This news item was published in the South Eastern Gazette – 10th October 1854 –  at the time of the outbreak of Cholera in London 1854.

On Friday last, 6th October, a numerous and respectable meeting of inhabitants took place at Milton Hall to receive a report and testimony of the Medical Offers previous to their leaving the district.

W. Welbourne Esq, a visitor was called to the chair. In the course of a very able address, he took occasion to remark that for some years he and his family had been in the habit of visiting Sandgate as they had done at the present season and intended still to do so for a more delightful and charming spot he thought could not be found; the walks and drives were unsurpassed. With regard to the late sickness he had no fear himself, neither would he be persuaded to run to to other places where probably, although not so generally known, the epidemic might rage as bad or even worse that it had done here.

Dr. Bond, the Medical Officer, sent down from the Board of Health stated that he was now about to take his departure….  He pronounced the town to be in a perfectly healthy state more so than before the epidemic broke out. Several questions were put to the Doctor from the meeting, the answers to which were most satisfactory.

The Chairman remarked that as a stranger and knowing nothing of the local management of the town, the only factor he could see was the inadequate supply of water. A vote of thanks was passed to the extra Medical Officers for their exertions; also to the resident medical gentlemen for their persevering and praiseworthy exertions.

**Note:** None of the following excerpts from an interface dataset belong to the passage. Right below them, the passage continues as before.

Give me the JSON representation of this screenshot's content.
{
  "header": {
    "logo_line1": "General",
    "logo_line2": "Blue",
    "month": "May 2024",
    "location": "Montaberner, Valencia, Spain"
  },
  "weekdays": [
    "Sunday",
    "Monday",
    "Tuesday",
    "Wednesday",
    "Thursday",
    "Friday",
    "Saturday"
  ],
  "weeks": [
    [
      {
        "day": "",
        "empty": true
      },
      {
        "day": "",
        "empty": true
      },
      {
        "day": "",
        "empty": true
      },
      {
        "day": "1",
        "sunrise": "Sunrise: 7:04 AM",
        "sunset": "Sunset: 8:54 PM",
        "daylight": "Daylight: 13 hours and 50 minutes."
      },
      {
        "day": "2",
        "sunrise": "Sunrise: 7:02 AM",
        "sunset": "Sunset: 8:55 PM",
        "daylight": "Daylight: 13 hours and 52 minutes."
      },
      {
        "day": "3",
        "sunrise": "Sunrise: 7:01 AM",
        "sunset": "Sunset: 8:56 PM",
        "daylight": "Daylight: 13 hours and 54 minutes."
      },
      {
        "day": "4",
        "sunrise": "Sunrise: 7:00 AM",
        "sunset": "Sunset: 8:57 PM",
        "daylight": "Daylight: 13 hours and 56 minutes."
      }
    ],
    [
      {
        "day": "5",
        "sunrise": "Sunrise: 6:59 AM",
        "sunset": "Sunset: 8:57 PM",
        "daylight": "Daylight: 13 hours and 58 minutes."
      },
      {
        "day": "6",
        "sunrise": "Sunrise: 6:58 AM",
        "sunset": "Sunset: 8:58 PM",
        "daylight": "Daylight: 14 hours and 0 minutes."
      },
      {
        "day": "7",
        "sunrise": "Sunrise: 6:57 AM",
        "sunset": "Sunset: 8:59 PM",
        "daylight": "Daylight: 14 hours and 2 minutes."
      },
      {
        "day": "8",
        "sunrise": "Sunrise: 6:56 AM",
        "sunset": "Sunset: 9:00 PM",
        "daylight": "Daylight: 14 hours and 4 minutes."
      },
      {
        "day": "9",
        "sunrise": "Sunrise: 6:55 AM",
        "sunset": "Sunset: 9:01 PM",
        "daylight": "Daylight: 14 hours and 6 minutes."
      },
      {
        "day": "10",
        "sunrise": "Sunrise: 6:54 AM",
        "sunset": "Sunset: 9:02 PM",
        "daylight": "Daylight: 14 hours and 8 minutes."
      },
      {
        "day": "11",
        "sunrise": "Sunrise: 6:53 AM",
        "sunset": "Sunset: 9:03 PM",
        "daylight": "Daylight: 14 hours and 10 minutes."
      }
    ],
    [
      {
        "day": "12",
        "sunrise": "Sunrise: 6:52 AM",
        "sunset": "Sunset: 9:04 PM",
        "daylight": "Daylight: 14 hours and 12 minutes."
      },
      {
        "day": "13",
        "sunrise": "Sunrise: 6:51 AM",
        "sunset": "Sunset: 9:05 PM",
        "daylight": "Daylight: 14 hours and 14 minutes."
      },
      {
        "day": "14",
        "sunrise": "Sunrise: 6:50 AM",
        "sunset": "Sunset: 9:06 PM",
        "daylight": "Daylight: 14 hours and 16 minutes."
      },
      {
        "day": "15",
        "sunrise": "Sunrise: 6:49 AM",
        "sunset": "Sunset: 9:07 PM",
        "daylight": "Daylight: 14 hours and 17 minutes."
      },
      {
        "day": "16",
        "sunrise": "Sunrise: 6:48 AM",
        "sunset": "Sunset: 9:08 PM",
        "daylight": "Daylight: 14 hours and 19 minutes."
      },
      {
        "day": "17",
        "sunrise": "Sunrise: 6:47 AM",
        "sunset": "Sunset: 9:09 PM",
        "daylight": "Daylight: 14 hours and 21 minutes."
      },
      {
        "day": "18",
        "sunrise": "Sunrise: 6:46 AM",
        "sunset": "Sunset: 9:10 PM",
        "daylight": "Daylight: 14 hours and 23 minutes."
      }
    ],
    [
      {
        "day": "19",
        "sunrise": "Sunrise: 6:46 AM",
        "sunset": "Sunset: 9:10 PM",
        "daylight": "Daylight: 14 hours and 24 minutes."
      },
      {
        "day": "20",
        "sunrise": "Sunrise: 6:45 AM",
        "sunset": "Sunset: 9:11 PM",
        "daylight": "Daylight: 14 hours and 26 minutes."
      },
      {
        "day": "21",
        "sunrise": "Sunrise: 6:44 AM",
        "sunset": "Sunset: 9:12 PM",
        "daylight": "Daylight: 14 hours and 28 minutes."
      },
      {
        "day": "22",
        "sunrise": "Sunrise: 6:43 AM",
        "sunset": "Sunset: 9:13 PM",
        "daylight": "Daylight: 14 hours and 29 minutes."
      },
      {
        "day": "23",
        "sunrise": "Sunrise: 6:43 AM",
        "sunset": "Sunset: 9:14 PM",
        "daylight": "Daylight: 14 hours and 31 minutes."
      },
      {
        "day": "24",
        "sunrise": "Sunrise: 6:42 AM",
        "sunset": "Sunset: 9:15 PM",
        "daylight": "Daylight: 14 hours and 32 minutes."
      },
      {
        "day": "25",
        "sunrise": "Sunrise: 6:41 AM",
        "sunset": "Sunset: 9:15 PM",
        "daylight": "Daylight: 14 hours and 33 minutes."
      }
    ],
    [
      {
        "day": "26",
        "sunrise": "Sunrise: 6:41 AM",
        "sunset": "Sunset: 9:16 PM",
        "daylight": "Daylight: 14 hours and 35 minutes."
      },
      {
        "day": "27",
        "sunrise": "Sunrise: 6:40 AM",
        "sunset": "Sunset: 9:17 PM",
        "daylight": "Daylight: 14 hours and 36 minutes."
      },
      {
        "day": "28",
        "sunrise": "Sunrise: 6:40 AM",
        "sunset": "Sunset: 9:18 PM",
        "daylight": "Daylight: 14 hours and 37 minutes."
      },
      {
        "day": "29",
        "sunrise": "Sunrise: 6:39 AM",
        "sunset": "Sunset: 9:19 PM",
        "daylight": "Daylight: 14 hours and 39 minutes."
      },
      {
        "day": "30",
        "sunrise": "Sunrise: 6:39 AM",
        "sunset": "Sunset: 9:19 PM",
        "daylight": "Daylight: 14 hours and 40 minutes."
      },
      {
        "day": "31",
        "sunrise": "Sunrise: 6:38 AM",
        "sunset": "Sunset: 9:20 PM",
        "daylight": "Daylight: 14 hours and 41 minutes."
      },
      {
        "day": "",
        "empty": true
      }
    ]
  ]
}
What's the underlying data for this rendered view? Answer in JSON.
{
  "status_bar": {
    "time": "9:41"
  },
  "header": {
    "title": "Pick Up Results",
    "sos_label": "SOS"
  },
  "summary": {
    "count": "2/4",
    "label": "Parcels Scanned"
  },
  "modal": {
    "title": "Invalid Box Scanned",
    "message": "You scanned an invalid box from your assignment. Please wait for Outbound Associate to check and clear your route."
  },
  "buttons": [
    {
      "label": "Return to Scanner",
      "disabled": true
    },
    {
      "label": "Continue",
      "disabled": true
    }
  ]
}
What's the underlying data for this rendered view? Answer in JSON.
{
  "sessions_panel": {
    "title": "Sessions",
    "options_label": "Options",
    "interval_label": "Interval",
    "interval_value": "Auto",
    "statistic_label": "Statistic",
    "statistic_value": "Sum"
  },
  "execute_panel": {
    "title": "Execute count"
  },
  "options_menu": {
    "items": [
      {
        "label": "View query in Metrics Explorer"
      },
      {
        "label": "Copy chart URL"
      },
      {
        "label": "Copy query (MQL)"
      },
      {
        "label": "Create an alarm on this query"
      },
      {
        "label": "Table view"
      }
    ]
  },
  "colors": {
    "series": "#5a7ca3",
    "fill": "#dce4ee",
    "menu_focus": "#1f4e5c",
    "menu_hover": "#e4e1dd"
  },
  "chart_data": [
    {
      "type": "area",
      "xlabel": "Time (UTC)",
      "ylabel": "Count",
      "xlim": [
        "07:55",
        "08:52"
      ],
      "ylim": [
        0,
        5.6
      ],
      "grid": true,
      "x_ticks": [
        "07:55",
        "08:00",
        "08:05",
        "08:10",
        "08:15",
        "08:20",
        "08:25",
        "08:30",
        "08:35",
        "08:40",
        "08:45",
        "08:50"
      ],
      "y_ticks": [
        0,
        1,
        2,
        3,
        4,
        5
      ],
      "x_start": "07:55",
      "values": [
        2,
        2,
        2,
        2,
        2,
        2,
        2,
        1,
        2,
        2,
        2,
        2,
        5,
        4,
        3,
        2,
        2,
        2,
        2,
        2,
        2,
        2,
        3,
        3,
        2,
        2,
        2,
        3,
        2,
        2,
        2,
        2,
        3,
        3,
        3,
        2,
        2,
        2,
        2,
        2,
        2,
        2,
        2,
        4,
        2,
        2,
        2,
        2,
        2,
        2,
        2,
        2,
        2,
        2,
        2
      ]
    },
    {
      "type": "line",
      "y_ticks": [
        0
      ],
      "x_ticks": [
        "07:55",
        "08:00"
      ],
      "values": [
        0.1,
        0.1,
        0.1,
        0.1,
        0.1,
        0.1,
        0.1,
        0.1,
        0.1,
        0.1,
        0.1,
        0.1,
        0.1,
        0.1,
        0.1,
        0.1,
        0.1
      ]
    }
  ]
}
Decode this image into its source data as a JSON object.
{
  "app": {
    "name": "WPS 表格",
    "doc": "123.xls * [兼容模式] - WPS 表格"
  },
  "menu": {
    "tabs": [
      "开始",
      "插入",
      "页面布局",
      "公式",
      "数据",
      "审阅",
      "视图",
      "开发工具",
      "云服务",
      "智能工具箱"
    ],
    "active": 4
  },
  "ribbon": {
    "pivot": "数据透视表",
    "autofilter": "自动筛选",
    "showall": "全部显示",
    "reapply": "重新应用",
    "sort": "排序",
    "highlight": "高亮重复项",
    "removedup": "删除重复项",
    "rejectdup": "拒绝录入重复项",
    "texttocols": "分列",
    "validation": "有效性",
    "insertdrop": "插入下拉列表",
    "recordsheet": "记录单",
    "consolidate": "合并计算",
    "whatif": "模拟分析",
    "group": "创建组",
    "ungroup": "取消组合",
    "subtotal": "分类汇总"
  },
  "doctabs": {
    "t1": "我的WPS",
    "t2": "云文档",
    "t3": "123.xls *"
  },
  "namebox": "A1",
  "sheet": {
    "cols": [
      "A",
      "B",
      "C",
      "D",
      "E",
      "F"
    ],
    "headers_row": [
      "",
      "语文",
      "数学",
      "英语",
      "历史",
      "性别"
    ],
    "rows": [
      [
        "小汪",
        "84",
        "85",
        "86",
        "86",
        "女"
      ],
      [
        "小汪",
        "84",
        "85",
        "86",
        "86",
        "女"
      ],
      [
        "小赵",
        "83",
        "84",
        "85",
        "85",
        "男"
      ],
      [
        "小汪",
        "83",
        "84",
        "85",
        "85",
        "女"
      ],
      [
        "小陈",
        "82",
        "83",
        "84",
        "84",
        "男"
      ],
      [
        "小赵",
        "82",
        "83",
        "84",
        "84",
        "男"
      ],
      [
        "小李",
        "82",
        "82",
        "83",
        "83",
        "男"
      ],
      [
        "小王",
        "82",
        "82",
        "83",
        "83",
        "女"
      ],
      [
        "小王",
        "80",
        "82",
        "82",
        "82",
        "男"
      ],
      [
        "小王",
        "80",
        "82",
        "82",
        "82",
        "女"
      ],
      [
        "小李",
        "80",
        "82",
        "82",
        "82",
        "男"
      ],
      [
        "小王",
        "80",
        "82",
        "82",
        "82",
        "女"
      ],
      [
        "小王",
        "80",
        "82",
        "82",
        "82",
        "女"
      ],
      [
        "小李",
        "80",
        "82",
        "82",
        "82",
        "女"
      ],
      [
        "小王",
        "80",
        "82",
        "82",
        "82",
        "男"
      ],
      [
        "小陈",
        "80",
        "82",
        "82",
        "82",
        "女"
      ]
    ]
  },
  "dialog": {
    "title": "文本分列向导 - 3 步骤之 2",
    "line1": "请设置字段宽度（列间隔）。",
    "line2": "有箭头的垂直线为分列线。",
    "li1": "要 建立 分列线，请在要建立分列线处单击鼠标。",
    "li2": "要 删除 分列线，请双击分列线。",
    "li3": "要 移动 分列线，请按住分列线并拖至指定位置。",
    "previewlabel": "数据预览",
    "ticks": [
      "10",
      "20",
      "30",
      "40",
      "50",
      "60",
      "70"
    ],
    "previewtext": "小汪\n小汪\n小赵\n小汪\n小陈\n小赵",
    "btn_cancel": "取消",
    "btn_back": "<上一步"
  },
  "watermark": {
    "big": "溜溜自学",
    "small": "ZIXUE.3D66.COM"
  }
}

On 31 August 1854, after several other outbreaks had occurred elsewhere in the city of London, a major outbreak of cholera struck Soho. John Snow, the physician who eventually linked the outbreak to contaminated water, later called it “the most terrible outbreak of cholera which ever occurred in this kingdom.” Over the next three days, 127 people on or near Broad Street died. In the next week, three quarters of the residents had fled the area. By 10 September, 500 people had died and the mortality rate was 12.8 percent in some parts of the city. By the end of the outbreak, 616 people had died in London.